[Page and application data records]
···

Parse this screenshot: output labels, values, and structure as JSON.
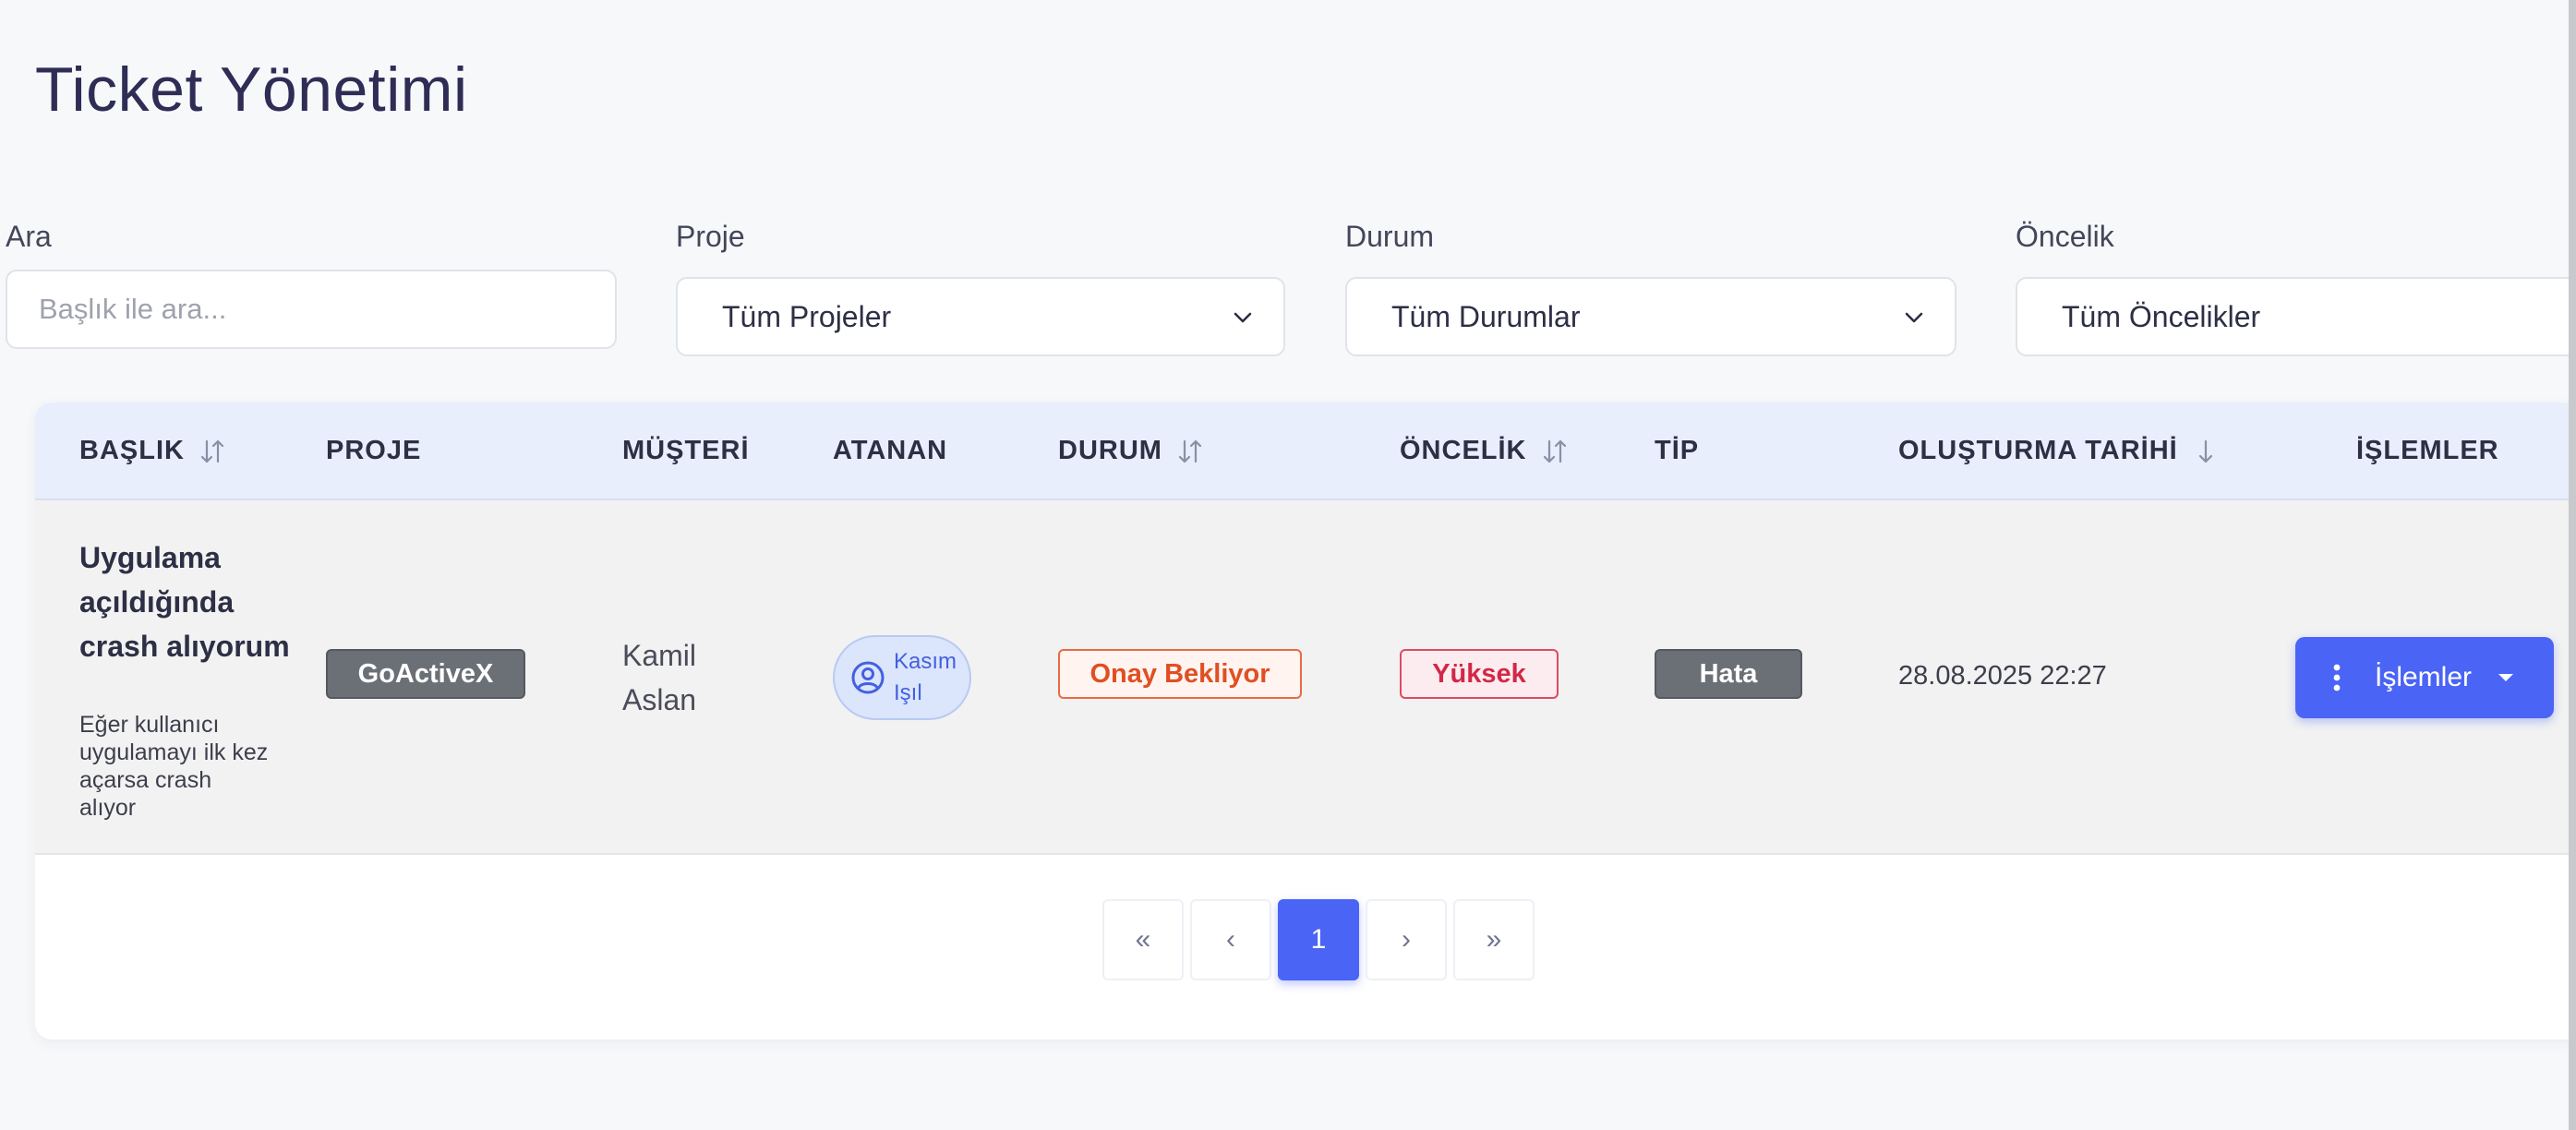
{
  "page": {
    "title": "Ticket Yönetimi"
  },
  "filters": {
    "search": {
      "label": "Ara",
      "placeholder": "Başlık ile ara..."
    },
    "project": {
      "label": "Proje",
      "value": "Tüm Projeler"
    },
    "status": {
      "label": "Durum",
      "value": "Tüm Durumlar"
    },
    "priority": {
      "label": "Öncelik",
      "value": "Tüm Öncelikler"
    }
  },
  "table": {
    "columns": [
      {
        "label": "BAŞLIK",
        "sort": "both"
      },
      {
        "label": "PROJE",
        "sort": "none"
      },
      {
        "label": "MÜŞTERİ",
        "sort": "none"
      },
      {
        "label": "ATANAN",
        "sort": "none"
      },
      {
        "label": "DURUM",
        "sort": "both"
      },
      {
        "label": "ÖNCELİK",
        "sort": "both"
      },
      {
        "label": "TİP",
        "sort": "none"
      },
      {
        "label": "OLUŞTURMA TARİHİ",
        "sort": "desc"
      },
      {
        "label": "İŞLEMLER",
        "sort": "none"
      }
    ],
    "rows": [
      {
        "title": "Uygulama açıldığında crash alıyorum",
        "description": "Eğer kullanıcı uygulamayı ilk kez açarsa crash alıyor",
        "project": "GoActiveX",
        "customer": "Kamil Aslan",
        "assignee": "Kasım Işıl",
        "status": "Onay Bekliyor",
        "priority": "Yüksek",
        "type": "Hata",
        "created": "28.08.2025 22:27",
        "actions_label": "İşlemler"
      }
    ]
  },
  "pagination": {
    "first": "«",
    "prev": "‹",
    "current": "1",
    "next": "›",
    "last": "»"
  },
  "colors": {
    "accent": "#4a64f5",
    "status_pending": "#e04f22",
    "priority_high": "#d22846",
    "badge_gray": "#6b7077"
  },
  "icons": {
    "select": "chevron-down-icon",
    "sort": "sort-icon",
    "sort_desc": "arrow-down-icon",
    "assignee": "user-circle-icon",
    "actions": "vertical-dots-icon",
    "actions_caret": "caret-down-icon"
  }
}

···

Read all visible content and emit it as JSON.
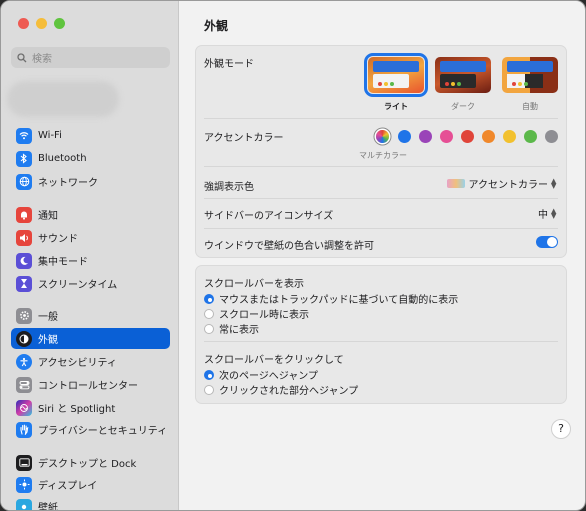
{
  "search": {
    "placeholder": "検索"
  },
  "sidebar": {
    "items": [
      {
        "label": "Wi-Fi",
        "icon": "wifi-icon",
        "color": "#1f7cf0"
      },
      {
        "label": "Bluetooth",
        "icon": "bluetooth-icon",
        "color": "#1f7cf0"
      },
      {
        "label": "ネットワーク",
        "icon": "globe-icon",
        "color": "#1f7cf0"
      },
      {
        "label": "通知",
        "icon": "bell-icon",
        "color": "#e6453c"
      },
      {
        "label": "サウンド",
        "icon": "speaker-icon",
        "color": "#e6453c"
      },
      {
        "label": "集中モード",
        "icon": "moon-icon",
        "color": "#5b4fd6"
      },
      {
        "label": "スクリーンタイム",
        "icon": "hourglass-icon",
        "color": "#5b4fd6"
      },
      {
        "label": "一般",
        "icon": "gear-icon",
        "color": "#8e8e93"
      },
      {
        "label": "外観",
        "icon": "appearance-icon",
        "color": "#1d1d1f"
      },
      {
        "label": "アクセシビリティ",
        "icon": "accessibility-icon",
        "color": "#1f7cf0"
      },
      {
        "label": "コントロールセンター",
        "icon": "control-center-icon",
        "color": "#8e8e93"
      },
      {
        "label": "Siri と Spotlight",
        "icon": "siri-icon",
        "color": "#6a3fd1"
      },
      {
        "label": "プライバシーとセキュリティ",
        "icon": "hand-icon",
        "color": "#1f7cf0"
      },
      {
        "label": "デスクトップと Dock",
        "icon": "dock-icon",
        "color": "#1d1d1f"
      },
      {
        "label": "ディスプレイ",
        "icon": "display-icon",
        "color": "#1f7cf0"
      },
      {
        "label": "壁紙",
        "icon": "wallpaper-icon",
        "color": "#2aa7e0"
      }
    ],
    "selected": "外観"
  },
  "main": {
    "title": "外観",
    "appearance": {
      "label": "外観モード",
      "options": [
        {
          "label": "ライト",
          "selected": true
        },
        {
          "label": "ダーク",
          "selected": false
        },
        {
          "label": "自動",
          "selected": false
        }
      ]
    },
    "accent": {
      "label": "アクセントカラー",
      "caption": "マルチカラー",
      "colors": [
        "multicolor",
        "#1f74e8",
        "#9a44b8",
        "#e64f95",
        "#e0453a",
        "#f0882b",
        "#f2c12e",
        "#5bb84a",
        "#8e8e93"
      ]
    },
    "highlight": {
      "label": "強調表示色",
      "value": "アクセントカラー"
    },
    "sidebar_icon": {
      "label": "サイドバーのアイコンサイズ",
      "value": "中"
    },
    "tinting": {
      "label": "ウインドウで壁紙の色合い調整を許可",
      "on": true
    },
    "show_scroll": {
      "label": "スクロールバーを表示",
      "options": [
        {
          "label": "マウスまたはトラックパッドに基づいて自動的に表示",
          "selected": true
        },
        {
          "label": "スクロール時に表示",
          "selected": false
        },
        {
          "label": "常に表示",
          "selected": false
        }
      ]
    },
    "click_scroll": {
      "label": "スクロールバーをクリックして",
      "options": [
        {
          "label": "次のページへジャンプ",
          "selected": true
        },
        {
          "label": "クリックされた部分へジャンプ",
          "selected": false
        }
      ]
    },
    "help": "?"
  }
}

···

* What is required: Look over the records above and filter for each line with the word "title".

* Result of this exercise:
    "title": "Ticket Yönetimi"
        "title": "Uygulama açıldığında crash alıyorum",
    "title": "外観",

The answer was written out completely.